That should be changing. My experience is of a town that has blossomed in recent years, giving its Strawberry Festival a shot in the arm, running re-enactments of the Battle of Vinegar Hill and pushing its case for an overnight stay more than ever. The jewel in the crown, of course, is the recently refurbished - and at long last re-opened - Enniscorthy Castle (enniscorthycastle.ie; €4). Exhibitions explore the 1916 Rising and the work of local architect Eileen Gray, and there are neat views from the roof too.
There. We've said it. The roadside stalls are one thing (you know you're in Wexford when...) but my pick of the punnets is Green’s Berry Farm, a shop and café in the outbuildings at the end of a long, pine-shaded driveway outside Courtown. A tub of fresh strawberries topped with whipped ice-cream here is the business.
10. Plush places to stay...
Monart (www.monart.ie; one-night spa breaks from €159pp) may get the international accolades, but there are several other sneaky boltholes worth a splash around Wexford.
Dunbrody House (www.dunbrodyhouse.com) has a great '99' offer bundling midweek B&B with an early-bird dinner from €99pp, and its Blue Book colleague Marlfield House (www.marlfieldhouse.com) has B&B from €79pp midweek during the summer months.

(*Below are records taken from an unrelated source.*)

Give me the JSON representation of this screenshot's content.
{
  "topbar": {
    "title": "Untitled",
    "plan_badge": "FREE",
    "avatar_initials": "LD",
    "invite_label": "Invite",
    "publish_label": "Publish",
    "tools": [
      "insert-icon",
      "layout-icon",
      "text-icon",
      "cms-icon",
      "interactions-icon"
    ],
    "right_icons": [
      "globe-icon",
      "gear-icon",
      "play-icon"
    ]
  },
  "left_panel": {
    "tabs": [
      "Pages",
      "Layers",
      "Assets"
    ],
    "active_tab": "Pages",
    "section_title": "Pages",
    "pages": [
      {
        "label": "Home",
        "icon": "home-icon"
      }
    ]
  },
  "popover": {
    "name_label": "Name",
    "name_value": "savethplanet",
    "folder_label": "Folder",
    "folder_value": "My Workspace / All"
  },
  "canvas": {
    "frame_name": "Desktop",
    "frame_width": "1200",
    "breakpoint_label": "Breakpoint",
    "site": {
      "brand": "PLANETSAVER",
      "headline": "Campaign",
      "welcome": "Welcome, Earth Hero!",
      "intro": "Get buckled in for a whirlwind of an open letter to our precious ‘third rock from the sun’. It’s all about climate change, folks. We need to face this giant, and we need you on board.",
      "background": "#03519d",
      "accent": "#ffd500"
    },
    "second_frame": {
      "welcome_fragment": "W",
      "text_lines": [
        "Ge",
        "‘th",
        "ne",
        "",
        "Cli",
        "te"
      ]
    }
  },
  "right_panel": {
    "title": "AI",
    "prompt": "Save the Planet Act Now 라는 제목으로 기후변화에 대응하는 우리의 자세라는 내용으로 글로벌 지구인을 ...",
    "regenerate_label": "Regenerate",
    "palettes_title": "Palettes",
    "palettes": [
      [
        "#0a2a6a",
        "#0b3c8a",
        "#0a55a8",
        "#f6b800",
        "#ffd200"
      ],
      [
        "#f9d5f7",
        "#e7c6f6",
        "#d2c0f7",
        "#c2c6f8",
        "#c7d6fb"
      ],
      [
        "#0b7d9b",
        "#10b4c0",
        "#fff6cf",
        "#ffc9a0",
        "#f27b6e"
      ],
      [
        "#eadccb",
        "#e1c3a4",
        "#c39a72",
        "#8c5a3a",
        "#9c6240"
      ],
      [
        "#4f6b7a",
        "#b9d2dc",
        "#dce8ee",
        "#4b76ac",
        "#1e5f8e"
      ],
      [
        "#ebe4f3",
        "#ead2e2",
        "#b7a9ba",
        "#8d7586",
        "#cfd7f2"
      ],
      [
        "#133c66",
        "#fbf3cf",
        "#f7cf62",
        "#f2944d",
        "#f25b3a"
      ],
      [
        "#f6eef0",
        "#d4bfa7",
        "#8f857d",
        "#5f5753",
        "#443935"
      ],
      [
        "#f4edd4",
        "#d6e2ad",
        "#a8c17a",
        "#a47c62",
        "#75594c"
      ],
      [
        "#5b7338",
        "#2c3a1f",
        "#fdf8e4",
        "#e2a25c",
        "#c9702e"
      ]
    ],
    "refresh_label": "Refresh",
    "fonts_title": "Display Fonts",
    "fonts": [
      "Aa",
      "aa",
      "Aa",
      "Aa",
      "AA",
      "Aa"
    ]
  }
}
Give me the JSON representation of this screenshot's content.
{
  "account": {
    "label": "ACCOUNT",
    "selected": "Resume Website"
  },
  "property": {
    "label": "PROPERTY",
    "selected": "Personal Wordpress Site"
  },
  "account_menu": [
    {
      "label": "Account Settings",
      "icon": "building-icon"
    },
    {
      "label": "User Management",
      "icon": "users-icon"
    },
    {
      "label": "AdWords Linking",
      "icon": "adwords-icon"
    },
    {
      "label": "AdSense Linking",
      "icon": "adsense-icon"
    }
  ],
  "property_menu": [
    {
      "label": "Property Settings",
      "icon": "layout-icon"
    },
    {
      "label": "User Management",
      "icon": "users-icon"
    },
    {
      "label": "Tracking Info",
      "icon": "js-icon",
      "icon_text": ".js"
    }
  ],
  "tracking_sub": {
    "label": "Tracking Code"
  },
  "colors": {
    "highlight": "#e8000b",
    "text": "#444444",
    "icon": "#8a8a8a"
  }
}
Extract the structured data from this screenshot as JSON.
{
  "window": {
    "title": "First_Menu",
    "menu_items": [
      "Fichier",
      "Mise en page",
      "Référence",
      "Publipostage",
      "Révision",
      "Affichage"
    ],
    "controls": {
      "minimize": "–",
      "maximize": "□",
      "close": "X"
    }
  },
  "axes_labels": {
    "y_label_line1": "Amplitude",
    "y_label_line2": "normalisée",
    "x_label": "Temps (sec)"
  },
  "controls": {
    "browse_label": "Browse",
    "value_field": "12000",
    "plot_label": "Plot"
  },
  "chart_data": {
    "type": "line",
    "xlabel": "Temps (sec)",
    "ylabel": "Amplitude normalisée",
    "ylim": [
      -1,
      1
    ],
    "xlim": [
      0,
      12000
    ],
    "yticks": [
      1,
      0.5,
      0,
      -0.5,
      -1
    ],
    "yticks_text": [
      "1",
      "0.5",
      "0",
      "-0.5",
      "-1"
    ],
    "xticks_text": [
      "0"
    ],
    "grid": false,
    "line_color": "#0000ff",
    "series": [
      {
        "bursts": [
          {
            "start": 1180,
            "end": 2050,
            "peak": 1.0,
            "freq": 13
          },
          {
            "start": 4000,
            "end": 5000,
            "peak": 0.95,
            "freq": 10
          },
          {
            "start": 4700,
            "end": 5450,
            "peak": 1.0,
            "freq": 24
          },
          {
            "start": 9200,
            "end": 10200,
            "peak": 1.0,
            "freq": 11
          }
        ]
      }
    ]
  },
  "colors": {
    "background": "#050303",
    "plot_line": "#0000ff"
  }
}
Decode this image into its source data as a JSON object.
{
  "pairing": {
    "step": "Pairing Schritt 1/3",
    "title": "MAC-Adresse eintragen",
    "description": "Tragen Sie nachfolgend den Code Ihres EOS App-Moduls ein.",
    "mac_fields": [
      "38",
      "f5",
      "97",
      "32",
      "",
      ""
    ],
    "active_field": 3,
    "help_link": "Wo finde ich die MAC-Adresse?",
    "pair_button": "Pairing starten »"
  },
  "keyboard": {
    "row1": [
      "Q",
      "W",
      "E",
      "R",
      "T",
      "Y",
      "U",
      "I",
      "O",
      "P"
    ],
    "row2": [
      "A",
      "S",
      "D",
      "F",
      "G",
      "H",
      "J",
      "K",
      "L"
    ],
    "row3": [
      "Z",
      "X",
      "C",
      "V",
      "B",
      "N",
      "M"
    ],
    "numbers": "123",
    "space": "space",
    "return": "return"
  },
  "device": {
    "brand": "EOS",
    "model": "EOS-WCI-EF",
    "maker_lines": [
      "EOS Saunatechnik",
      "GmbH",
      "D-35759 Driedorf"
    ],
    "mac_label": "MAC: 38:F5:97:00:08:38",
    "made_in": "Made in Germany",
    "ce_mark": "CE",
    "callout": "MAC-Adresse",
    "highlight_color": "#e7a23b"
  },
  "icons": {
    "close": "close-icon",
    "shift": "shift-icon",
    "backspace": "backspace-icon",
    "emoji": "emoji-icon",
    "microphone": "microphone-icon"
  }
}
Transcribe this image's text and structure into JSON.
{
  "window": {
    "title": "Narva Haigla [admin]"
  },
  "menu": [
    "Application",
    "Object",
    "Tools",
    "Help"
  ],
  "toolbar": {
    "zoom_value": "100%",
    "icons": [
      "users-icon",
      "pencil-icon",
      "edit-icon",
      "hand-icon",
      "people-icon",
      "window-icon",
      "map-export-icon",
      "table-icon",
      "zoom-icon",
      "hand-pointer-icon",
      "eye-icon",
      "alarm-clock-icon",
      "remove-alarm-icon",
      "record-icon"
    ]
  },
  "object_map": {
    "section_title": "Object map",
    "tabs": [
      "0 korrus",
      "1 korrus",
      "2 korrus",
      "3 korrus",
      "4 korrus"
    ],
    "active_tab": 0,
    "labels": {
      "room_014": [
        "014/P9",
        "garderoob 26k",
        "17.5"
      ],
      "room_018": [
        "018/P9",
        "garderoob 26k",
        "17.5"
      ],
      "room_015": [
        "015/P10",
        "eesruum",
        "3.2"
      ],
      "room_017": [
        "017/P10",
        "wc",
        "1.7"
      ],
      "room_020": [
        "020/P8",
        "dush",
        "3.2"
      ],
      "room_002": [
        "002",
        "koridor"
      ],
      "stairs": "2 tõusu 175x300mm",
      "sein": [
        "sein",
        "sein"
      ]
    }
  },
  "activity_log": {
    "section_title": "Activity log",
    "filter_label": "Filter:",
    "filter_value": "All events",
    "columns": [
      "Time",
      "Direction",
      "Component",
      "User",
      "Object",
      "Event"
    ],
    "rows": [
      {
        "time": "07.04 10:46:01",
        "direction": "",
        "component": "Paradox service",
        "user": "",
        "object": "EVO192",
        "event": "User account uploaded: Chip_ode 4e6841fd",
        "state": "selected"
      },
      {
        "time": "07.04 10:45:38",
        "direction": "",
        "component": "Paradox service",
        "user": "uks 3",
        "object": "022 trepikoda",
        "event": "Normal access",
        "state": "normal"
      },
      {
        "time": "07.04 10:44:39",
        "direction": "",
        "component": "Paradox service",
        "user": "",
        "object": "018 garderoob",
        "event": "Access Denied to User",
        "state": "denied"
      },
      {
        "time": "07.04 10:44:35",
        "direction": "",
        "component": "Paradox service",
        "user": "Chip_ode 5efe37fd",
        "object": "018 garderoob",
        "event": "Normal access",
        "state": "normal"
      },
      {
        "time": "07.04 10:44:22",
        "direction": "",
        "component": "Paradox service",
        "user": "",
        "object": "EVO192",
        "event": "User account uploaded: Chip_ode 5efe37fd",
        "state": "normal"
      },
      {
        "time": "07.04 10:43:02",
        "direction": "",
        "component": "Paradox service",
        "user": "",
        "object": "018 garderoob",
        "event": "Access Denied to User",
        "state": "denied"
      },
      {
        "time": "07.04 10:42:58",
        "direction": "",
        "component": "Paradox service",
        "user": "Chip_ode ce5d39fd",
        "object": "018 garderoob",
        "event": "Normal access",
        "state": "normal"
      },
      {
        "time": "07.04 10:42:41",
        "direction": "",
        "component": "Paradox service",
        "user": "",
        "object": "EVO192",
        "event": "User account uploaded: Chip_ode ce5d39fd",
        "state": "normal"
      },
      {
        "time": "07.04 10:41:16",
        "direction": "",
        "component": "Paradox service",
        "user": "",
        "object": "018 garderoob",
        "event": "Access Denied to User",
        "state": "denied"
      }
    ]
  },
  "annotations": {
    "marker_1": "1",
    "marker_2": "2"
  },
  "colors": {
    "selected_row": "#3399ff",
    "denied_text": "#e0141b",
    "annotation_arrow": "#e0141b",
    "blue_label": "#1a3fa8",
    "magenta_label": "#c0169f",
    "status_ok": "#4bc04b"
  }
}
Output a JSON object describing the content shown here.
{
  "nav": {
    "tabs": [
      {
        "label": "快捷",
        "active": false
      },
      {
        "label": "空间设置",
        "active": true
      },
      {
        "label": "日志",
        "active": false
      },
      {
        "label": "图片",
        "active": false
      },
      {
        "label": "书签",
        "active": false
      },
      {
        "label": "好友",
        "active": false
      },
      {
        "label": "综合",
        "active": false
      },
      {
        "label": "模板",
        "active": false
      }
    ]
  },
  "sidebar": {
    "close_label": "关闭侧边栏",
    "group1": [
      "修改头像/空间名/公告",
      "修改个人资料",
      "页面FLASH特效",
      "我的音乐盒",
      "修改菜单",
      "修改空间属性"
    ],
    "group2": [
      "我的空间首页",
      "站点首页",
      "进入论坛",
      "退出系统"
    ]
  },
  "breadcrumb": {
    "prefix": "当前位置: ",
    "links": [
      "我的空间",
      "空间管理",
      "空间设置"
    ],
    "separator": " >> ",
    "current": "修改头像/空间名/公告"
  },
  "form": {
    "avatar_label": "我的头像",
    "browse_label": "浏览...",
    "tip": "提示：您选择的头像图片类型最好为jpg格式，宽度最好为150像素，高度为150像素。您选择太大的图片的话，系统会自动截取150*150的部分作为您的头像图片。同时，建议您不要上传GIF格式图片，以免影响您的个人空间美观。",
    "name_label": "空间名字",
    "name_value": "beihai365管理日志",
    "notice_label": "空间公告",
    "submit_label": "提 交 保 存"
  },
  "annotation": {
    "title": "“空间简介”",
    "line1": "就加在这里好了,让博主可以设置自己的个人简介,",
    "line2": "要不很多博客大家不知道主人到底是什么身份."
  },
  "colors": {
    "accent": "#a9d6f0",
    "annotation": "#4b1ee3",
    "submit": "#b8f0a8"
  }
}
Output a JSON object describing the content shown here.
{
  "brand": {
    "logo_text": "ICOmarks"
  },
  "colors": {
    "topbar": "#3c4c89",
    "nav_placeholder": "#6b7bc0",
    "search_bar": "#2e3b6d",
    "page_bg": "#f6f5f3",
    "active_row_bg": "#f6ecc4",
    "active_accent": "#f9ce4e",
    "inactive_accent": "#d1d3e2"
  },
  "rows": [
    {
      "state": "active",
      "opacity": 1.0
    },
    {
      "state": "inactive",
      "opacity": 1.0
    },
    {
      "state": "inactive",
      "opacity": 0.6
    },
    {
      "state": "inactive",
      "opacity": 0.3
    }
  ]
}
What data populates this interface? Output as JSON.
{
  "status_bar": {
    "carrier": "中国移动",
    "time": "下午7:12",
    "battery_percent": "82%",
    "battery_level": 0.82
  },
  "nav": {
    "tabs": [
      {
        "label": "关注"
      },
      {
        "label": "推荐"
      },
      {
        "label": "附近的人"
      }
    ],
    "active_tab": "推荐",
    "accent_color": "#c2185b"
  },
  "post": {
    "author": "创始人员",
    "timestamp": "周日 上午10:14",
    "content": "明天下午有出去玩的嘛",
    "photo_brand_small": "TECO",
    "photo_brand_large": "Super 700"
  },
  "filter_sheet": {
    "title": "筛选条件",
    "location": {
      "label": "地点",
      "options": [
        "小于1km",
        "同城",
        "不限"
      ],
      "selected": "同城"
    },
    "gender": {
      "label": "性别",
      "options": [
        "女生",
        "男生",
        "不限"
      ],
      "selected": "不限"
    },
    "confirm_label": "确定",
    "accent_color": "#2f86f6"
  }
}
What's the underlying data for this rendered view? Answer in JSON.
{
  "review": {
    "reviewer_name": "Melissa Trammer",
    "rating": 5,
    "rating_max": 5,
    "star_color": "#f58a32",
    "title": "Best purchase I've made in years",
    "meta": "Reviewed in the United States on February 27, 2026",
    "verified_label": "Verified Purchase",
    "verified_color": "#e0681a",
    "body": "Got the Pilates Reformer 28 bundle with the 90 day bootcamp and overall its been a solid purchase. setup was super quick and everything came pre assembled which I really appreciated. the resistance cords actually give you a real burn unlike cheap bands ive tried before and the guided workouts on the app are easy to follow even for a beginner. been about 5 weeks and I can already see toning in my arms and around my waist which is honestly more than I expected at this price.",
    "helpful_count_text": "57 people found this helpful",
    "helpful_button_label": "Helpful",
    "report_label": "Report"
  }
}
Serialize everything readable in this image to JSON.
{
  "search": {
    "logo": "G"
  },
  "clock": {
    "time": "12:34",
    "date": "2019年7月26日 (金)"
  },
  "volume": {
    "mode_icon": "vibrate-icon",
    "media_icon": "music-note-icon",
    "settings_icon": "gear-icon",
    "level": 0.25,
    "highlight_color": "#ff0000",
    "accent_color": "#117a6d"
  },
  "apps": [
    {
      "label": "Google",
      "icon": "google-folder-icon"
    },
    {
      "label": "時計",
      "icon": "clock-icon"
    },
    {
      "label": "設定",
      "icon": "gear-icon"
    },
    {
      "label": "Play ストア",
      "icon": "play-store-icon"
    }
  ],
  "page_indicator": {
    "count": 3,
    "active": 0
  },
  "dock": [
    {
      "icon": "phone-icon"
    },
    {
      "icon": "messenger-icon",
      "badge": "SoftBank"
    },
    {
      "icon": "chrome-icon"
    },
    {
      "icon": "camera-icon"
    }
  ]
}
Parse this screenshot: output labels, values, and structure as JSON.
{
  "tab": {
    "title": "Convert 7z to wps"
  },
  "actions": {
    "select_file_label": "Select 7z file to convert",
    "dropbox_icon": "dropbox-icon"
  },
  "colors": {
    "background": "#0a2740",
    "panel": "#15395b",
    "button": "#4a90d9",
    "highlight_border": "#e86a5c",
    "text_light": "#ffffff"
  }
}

If you prefer to stay closer to the action, White's Hotel (www.whitesofwexford.ie) is a four-star with a lobby coffee dock, can-do attitude and decent pool and spa bang in the middle of Wexford town. It has family two-night breaks from €260.